Exercise data section start

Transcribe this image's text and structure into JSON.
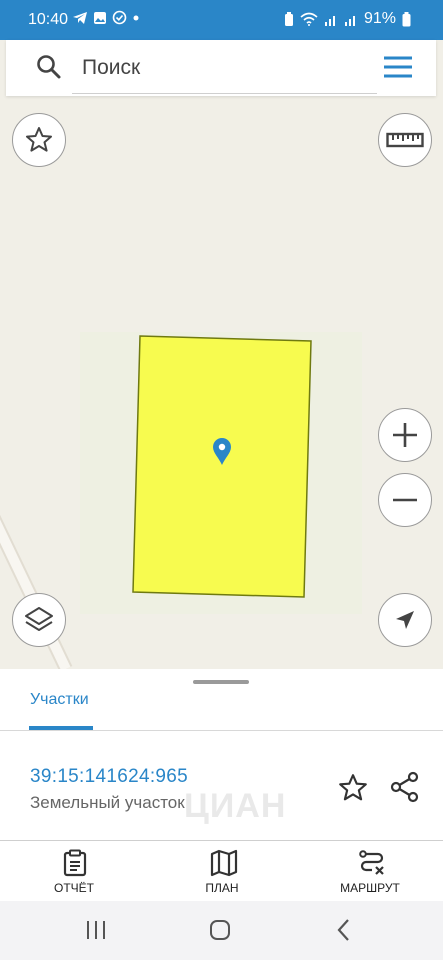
{
  "status_bar": {
    "time": "10:40",
    "battery": "91%"
  },
  "search": {
    "placeholder": "Поиск"
  },
  "map": {
    "parcel_fill_color": "#f7fb4f",
    "parcel_stroke_color": "#6f7a10",
    "pin_color": "#2a86c8"
  },
  "panel": {
    "tab_label": "Участки",
    "parcel": {
      "number": "39:15:141624:965",
      "type": "Земельный участок"
    },
    "watermark": "ЦИАН"
  },
  "actions": [
    {
      "label": "ОТЧЁТ",
      "icon": "report-icon"
    },
    {
      "label": "ПЛАН",
      "icon": "map-plan-icon"
    },
    {
      "label": "МАРШРУТ",
      "icon": "route-icon"
    }
  ],
  "colors": {
    "accent": "#2a86c8"
  }
}
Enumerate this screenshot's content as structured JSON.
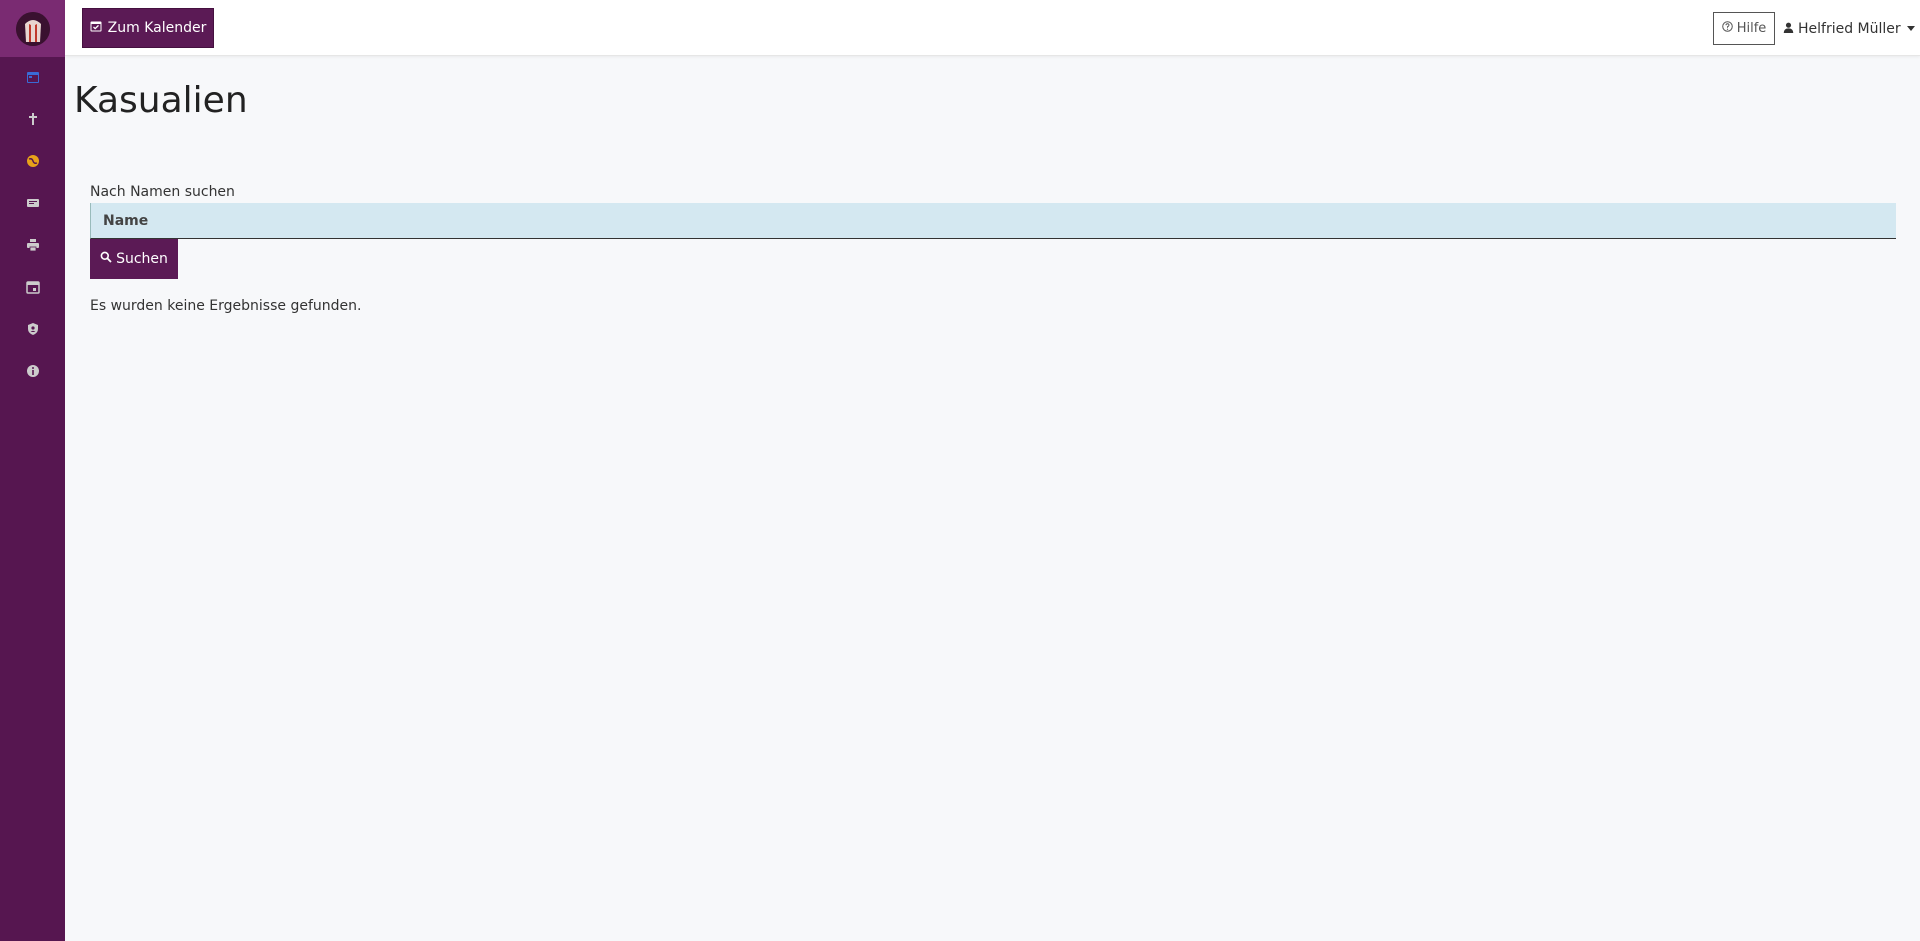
{
  "sidebar": {
    "items": [
      {
        "icon": "calendar-icon"
      },
      {
        "icon": "cross-icon"
      },
      {
        "icon": "globe-icon"
      },
      {
        "icon": "card-icon"
      },
      {
        "icon": "printer-icon"
      },
      {
        "icon": "calendar-event-icon"
      },
      {
        "icon": "user-shield-icon"
      },
      {
        "icon": "info-icon"
      }
    ]
  },
  "topbar": {
    "calendar_button_label": "Zum Kalender",
    "help_button_label": "Hilfe",
    "user_name": "Helfried Müller"
  },
  "main": {
    "title": "Kasualien",
    "search_label": "Nach Namen suchen",
    "search_placeholder": "Name",
    "search_button_label": "Suchen",
    "no_results_text": "Es wurden keine Ergebnisse gefunden."
  },
  "colors": {
    "sidebar": "#561650",
    "primary_button": "#5b1a55",
    "input_bg": "#d4e8f1"
  }
}
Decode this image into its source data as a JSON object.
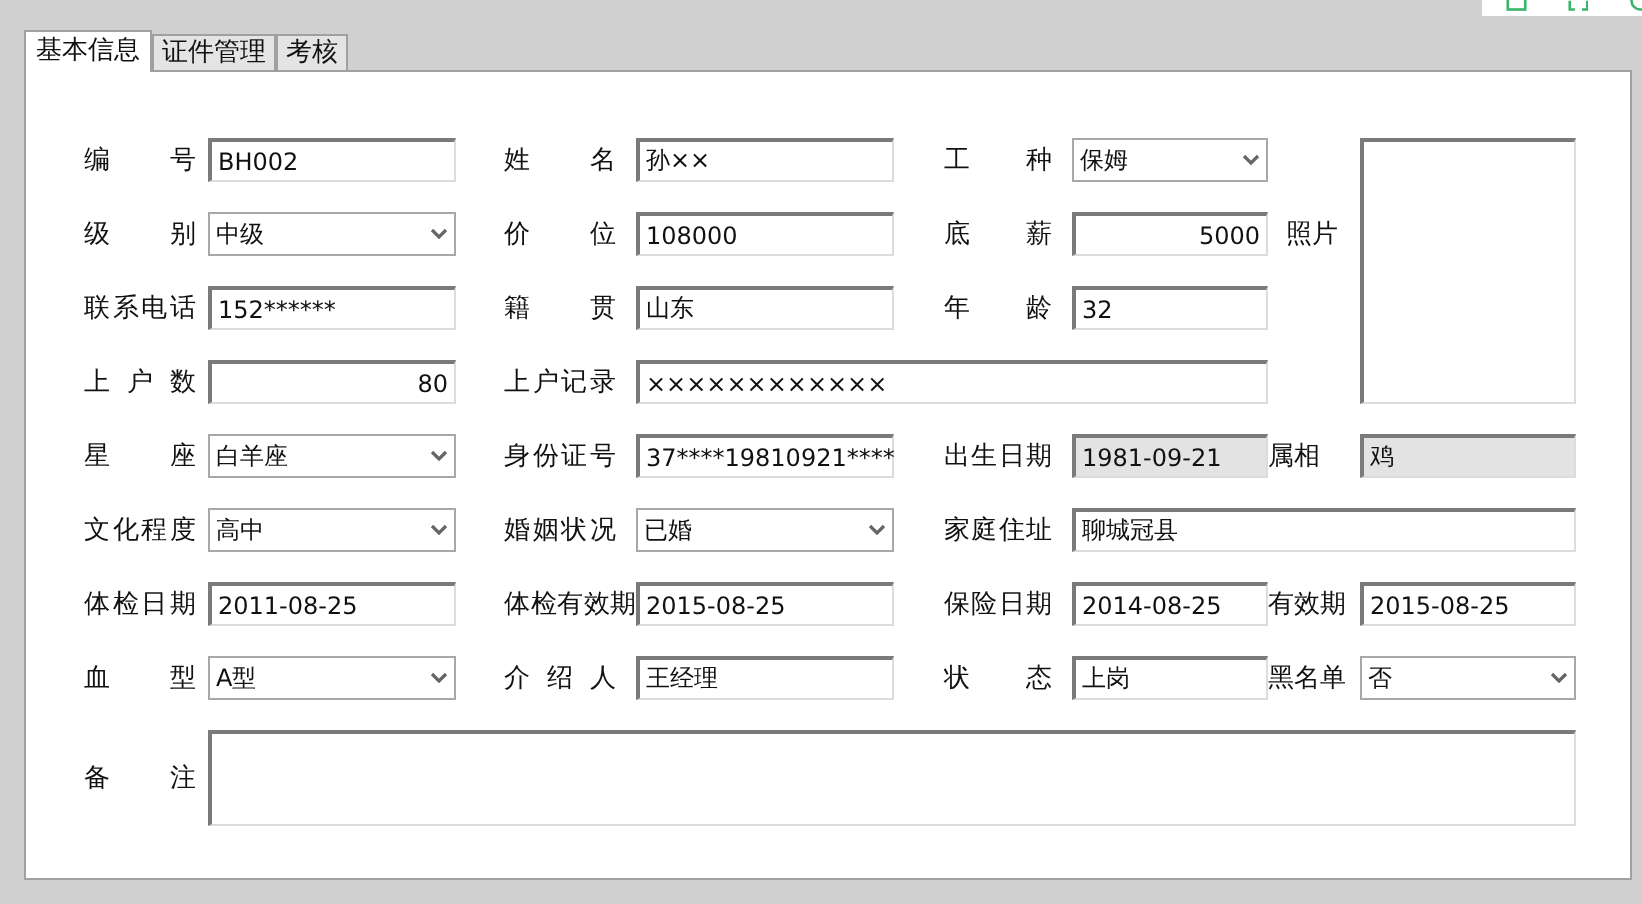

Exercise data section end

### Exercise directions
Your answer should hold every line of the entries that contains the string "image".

### Task response
Transcribe this image's text and structure into JSON.
Decode this image into its source data as a JSON object.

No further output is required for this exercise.